Differential effective medium theory
(Bruggeman, 1935; Cleary *et al.*, 1980; Walsh, 1980;
Norris, 1985; Avellaneda, 1987)
takes the point of view
that a composite material may be constructed by making infinitesimal
changes in an already existing composite. There are only two schemes
known at present that are realizable, *i.e.*, that have a definite
microgeometry associated with the modeling scheme. The differential
scheme is one of these (Norris, 1985; Avellaneda, 1987). This fact
provides a strong motivation to study the predictions of this theory
because we can have confidence that the results will always satisfy
physical and mathematical constraints, such as the Hashin-Shtrikman
bounds (Hashin and Shtrikman, 1961; 1962).

When inclusions
are sufficiently sparse that they do not form a single connected
network throughout the composite,
it is appropriate to use the Differential Effective Medium (DEM)
to model their elastic behavior (Berge *et al.*, 1993).
If the effective bulk and
shear constants of the composite are *K ^{*}*(

(1-y)dK^*(y)dy = [K_i-K^*(y)]P^*i and

(1-y)dG^*(y)dy = [G_i-G^*(y)]Q^*i,
where *y* is also porosity in the present case and
the subscript *i* stands for inclusion phase.
These equations are typically integrated starting from porosity
*y* = 0 with values *K ^{*}*(0) =

The factors *P*^{*i} and *Q*^{*i} appearing in (DEMK)
and (DEMG) are the so-called
polarization factors for bulk and shear modulus.
These depend in general on the bulk and shear moduli of both the
inclusion, the host medium (assumed to be the existing composite
medium
* in DEM), and on the shapes of the inclusions. The polarization
factors have usually been computed from Eshelby's well-known
results (Eshelby, 1957) for ellipsoids, and Wu's work (Wu, 1966)
on identifying the isotropically averaged tensor based on
Eshelby's formulas. These results can be found
in many places including Berryman (1980b, 1995) and Mavko *et al.*
(1998).

The special case of most interest to us here is that for penny-shaped cracks, where

P^*i = K^* + 43G_iK_i+43G_i+^* and

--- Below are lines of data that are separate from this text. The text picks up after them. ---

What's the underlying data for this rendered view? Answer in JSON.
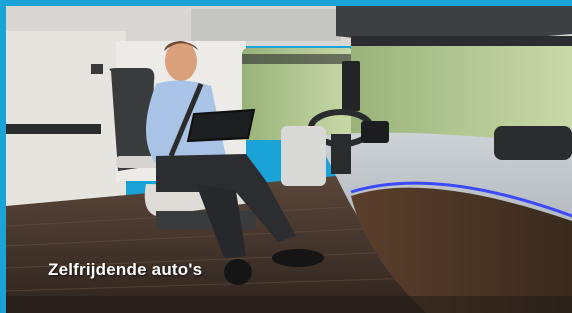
{
  "caption": {
    "text": "Zelfrijdende auto's"
  },
  "colors": {
    "frame": "#1aa3d6",
    "caption": "#ffffff",
    "ambient_light": "#3b49ff"
  },
  "scene": {
    "description_icons": [
      "seated-man",
      "tablet",
      "steering-wheel",
      "truck-cab-window",
      "wood-floor"
    ]
  }
}
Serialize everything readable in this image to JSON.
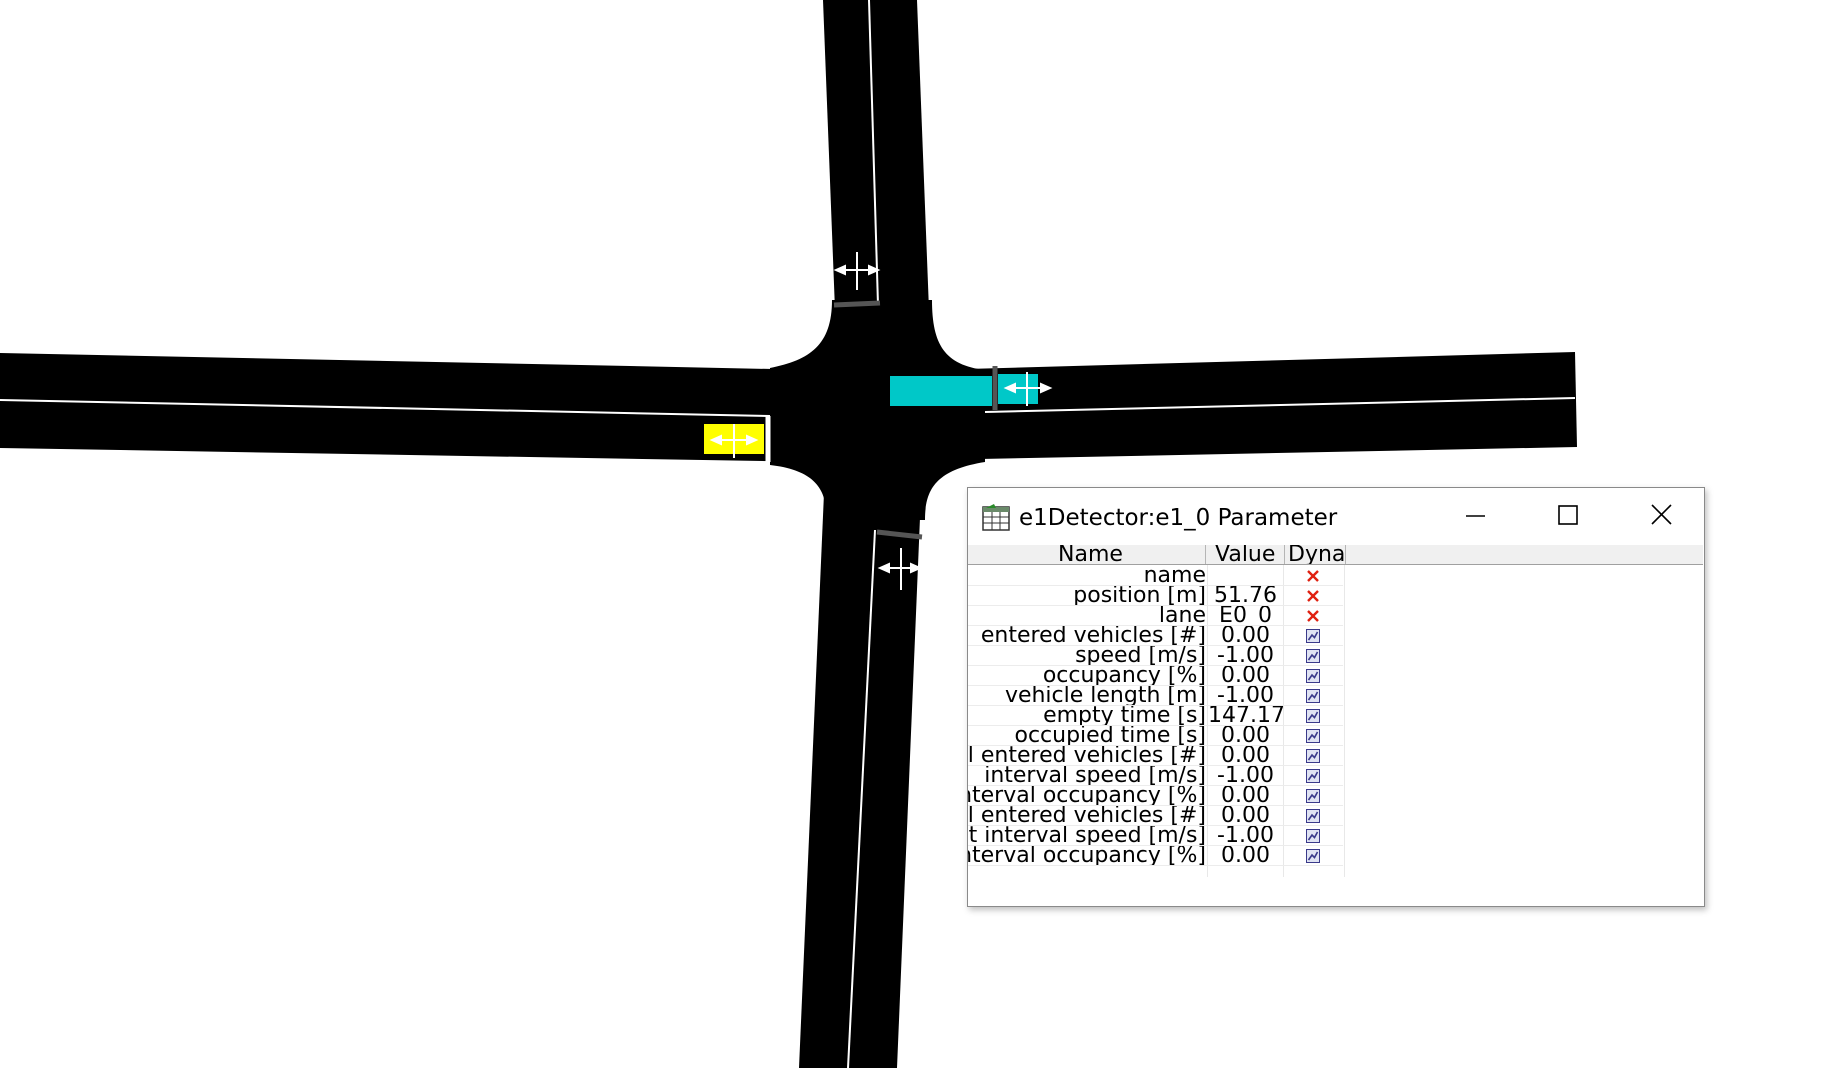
{
  "window": {
    "title": "e1Detector:e1_0 Parameter",
    "controls": {
      "minimize": "minimize",
      "maximize": "maximize",
      "close": "close"
    }
  },
  "table": {
    "columns": [
      "Name",
      "Value",
      "Dynam"
    ],
    "rows": [
      {
        "name": "name",
        "value": "",
        "dynamic": false
      },
      {
        "name": "position [m]",
        "value": "51.76",
        "dynamic": false
      },
      {
        "name": "lane",
        "value": "E0_0",
        "dynamic": false
      },
      {
        "name": "entered vehicles [#]",
        "value": "0.00",
        "dynamic": true
      },
      {
        "name": "speed [m/s]",
        "value": "-1.00",
        "dynamic": true
      },
      {
        "name": "occupancy [%]",
        "value": "0.00",
        "dynamic": true
      },
      {
        "name": "vehicle length [m]",
        "value": "-1.00",
        "dynamic": true
      },
      {
        "name": "empty time [s]",
        "value": "147.17",
        "dynamic": true
      },
      {
        "name": "occupied time [s]",
        "value": "0.00",
        "dynamic": true
      },
      {
        "name": "interval entered vehicles [#]",
        "value": "0.00",
        "dynamic": true
      },
      {
        "name": "interval speed [m/s]",
        "value": "-1.00",
        "dynamic": true
      },
      {
        "name": "interval occupancy [%]",
        "value": "0.00",
        "dynamic": true
      },
      {
        "name": "last interval entered vehicles [#]",
        "value": "0.00",
        "dynamic": true
      },
      {
        "name": "last interval speed [m/s]",
        "value": "-1.00",
        "dynamic": true
      },
      {
        "name": "last interval occupancy [%]",
        "value": "0.00",
        "dynamic": true
      }
    ]
  },
  "icons": {
    "static": "red-x-icon",
    "dynamic": "plot-icon",
    "app": "table-icon"
  },
  "colors": {
    "road": "#000000",
    "lane_marking": "#ffffff",
    "detector_cyan": "#00c8c8",
    "detector_yellow": "#ffff00",
    "static_x": "#e02010",
    "plot_icon": "#3a3a8a"
  }
}
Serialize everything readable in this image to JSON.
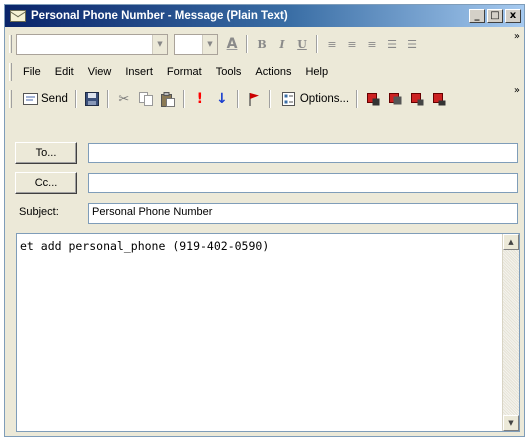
{
  "window": {
    "title": "Personal Phone Number - Message (Plain Text)",
    "min_label": "_",
    "max_label": "□",
    "close_label": "x"
  },
  "menu": {
    "items": [
      "File",
      "Edit",
      "View",
      "Insert",
      "Format",
      "Tools",
      "Actions",
      "Help"
    ]
  },
  "toolbar": {
    "send_label": "Send",
    "options_label": "Options..."
  },
  "format_toolbar": {
    "font_name": "",
    "font_size": "",
    "bold_label": "B",
    "italic_label": "I",
    "underline_label": "U"
  },
  "message": {
    "to_button_label": "To...",
    "cc_button_label": "Cc...",
    "to_value": "",
    "cc_value": "",
    "subject_label": "Subject:",
    "subject_value": "Personal Phone Number",
    "body": "et add personal_phone (919-402-0590)"
  },
  "overflow_label": "»",
  "colors": {
    "title_start": "#0a246a",
    "title_end": "#a6caf0",
    "window_bg": "#ece9d8",
    "importance_high": "#ff0000",
    "importance_low": "#1a3fcf",
    "flag": "#cc0000"
  }
}
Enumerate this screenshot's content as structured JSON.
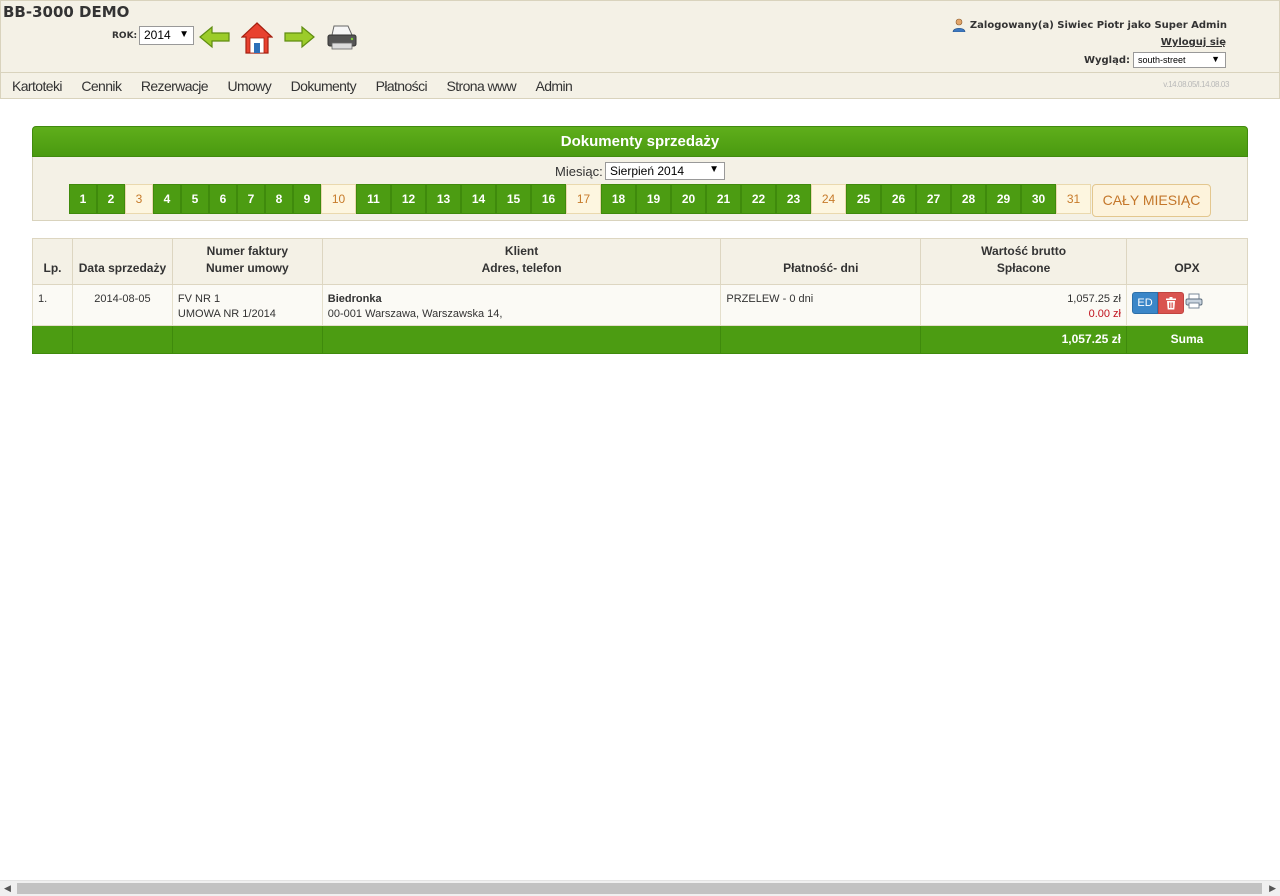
{
  "app": {
    "title": "BB-3000 DEMO"
  },
  "header": {
    "rok_label": "ROK:",
    "rok_value": "2014",
    "user_text": "Zalogowany(a) Siwiec Piotr jako Super Admin",
    "logout_label": "Wyloguj się",
    "wyglad_label": "Wygląd:",
    "wyglad_value": "south-street"
  },
  "menu": {
    "items": [
      "Kartoteki",
      "Cennik",
      "Rezerwacje",
      "Umowy",
      "Dokumenty",
      "Płatności",
      "Strona www",
      "Admin"
    ],
    "version": "v.14.08.05/l.14.08.03"
  },
  "panel": {
    "title": "Dokumenty sprzedaży",
    "miesiac_label": "Miesiąc:",
    "miesiac_value": "Sierpień 2014",
    "days": [
      {
        "n": "1",
        "weekend": false
      },
      {
        "n": "2",
        "weekend": false
      },
      {
        "n": "3",
        "weekend": true
      },
      {
        "n": "4",
        "weekend": false
      },
      {
        "n": "5",
        "weekend": false
      },
      {
        "n": "6",
        "weekend": false
      },
      {
        "n": "7",
        "weekend": false
      },
      {
        "n": "8",
        "weekend": false
      },
      {
        "n": "9",
        "weekend": false
      },
      {
        "n": "10",
        "weekend": true
      },
      {
        "n": "11",
        "weekend": false
      },
      {
        "n": "12",
        "weekend": false
      },
      {
        "n": "13",
        "weekend": false
      },
      {
        "n": "14",
        "weekend": false
      },
      {
        "n": "15",
        "weekend": false
      },
      {
        "n": "16",
        "weekend": false
      },
      {
        "n": "17",
        "weekend": true
      },
      {
        "n": "18",
        "weekend": false
      },
      {
        "n": "19",
        "weekend": false
      },
      {
        "n": "20",
        "weekend": false
      },
      {
        "n": "21",
        "weekend": false
      },
      {
        "n": "22",
        "weekend": false
      },
      {
        "n": "23",
        "weekend": false
      },
      {
        "n": "24",
        "weekend": true
      },
      {
        "n": "25",
        "weekend": false
      },
      {
        "n": "26",
        "weekend": false
      },
      {
        "n": "27",
        "weekend": false
      },
      {
        "n": "28",
        "weekend": false
      },
      {
        "n": "29",
        "weekend": false
      },
      {
        "n": "30",
        "weekend": false
      },
      {
        "n": "31",
        "weekend": true
      }
    ],
    "all_month_label": "CAŁY MIESIĄC"
  },
  "table": {
    "headers": {
      "lp": "Lp.",
      "date": "Data sprzedaży",
      "num_1": "Numer faktury",
      "num_2": "Numer umowy",
      "client_1": "Klient",
      "client_2": "Adres, telefon",
      "pay": "Płatność- dni",
      "val_1": "Wartość brutto",
      "val_2": "Spłacone",
      "opx": "OPX"
    },
    "rows": [
      {
        "lp": "1.",
        "date": "2014-08-05",
        "invoice": "FV NR 1",
        "contract": "UMOWA NR 1/2014",
        "client": "Biedronka",
        "address": "00-001 Warszawa, Warszawska 14,",
        "payment": "PRZELEW - 0 dni",
        "gross": "1,057.25 zł",
        "paid": "0.00 zł",
        "ed_label": "ED"
      }
    ],
    "sum": {
      "total": "1,057.25 zł",
      "label": "Suma"
    }
  }
}
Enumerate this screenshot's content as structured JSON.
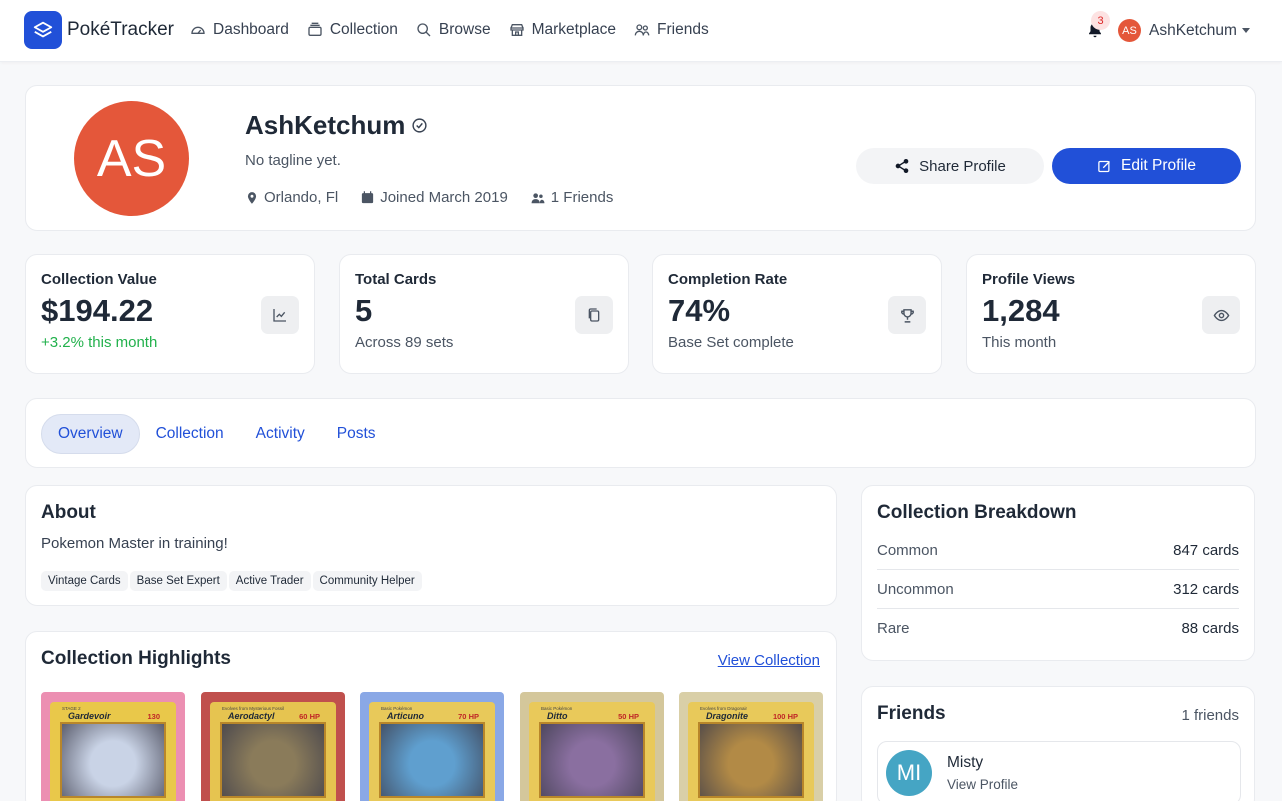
{
  "nav": {
    "brand": "PokéTracker",
    "links": [
      {
        "label": "Dashboard",
        "icon": "dashboard-gauge-icon"
      },
      {
        "label": "Collection",
        "icon": "collection-stack-icon"
      },
      {
        "label": "Browse",
        "icon": "search-icon"
      },
      {
        "label": "Marketplace",
        "icon": "store-icon"
      },
      {
        "label": "Friends",
        "icon": "users-icon"
      }
    ],
    "notification_count": "3",
    "user_initials": "AS",
    "user_name": "AshKetchum"
  },
  "profile": {
    "initials": "AS",
    "name": "AshKetchum",
    "tagline": "No tagline yet.",
    "location": "Orlando, Fl",
    "joined": "Joined March 2019",
    "friends": "1 Friends",
    "share_label": "Share Profile",
    "edit_label": "Edit Profile",
    "avatar_color": "#e4573a"
  },
  "stats": [
    {
      "label": "Collection Value",
      "value": "$194.22",
      "sub": "+3.2% this month",
      "icon": "chart-line-icon"
    },
    {
      "label": "Total Cards",
      "value": "5",
      "sub": "Across 89 sets",
      "icon": "copy-cards-icon"
    },
    {
      "label": "Completion Rate",
      "value": "74%",
      "sub": "Base Set complete",
      "icon": "trophy-icon"
    },
    {
      "label": "Profile Views",
      "value": "1,284",
      "sub": "This month",
      "icon": "eye-icon"
    }
  ],
  "tabs": [
    "Overview",
    "Collection",
    "Activity",
    "Posts"
  ],
  "active_tab": "Overview",
  "about": {
    "title": "About",
    "text": "Pokemon Master in training!",
    "tags": [
      "Vintage Cards",
      "Base Set Expert",
      "Active Trader",
      "Community Helper"
    ]
  },
  "highlights": {
    "title": "Collection Highlights",
    "view_link": "View Collection",
    "cards": [
      {
        "name": "Gardevoir",
        "hp": "130",
        "stage": "STAGE 2",
        "border": "#ec8fb2",
        "frame": "#e9c84a",
        "art": "#c9d3e6"
      },
      {
        "name": "Aerodactyl",
        "hp": "60 HP",
        "stage": "Evolves from Mysterious Fossil",
        "border": "#c0504d",
        "frame": "#e6c450",
        "art": "#8a7b5a"
      },
      {
        "name": "Articuno",
        "hp": "70 HP",
        "stage": "Basic Pokémon",
        "border": "#8aa8e6",
        "frame": "#e8c95a",
        "art": "#5f9fcf"
      },
      {
        "name": "Ditto",
        "hp": "50 HP",
        "stage": "Basic Pokémon",
        "border": "#d4c79b",
        "frame": "#e9c95a",
        "art": "#8a6fa0"
      },
      {
        "name": "Dragonite",
        "hp": "100 HP",
        "stage": "Evolves from Dragonair",
        "border": "#d9cfa7",
        "frame": "#e8c95a",
        "art": "#b28a46"
      }
    ]
  },
  "breakdown": {
    "title": "Collection Breakdown",
    "rows": [
      {
        "label": "Common",
        "value": "847 cards"
      },
      {
        "label": "Uncommon",
        "value": "312 cards"
      },
      {
        "label": "Rare",
        "value": "88 cards"
      }
    ]
  },
  "friends": {
    "title": "Friends",
    "count": "1 friends",
    "items": [
      {
        "initials": "MI",
        "name": "Misty",
        "action": "View Profile"
      }
    ]
  },
  "colors": {
    "primary": "#2150d8",
    "success": "#22b14c",
    "avatar": "#e4573a",
    "friend_avatar": "#45a5c4"
  }
}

Q^*i = 15[1 +
8G^*4G_i+ (G^*+2^*) +
2K_i + 23(G_i+G^*)
K_i+43G_i+^*],
with being the crack (oblate spheroidal) aspect ratio,
, and
where the superscript * identifies constants of the matrix material
when the inclusion volume fraction is *y*.
This formula is a special limit of Eshelby's results not included in
Wu's paper, but apparently first obtained by Walsh (1969).
Walsh's derivation assumes that *K*_{i}/*K*_{m} << 1 and *G*_{i}/*G*_{m} << 1,
and makes these approximations before making assumptions about smallness
of the aspect ratio . By taking these approximations in the opposite
order, *i.e.*, letting
aspect ratio be small first and then making assumptions about
smallness
of the inclusion constants, we would obtain instead the commonly used
approximation for disks. But this latter approximation is actually
inappropriate for the bulk modulus when the inclusion phase
is air or gas (for then the ratio *K*_{i}/*K*_{m} << 1)
or for the shear modulus when the inclusion phase is
any fluid (for then ),
as the formulas become singular in these limits.
This is why the penny-shaped crack model is commonly used instead
for rocks.

In general the DEM equations (DEMK) and (DEMG) are coupled, as both equations depend on both the bulk and shear modulus of the composite. This coupling is not a serious problem for numerical integration, and we will show results obtained from integrating the DEM equations numerically later in the paper. But, the coupling is a problem in some cases if we want analytical results to aid our intuition. We will now present several analytical results for both bulk and shear modulus, and then compare these results to the fully integrated DEM results later on.

4/29/2001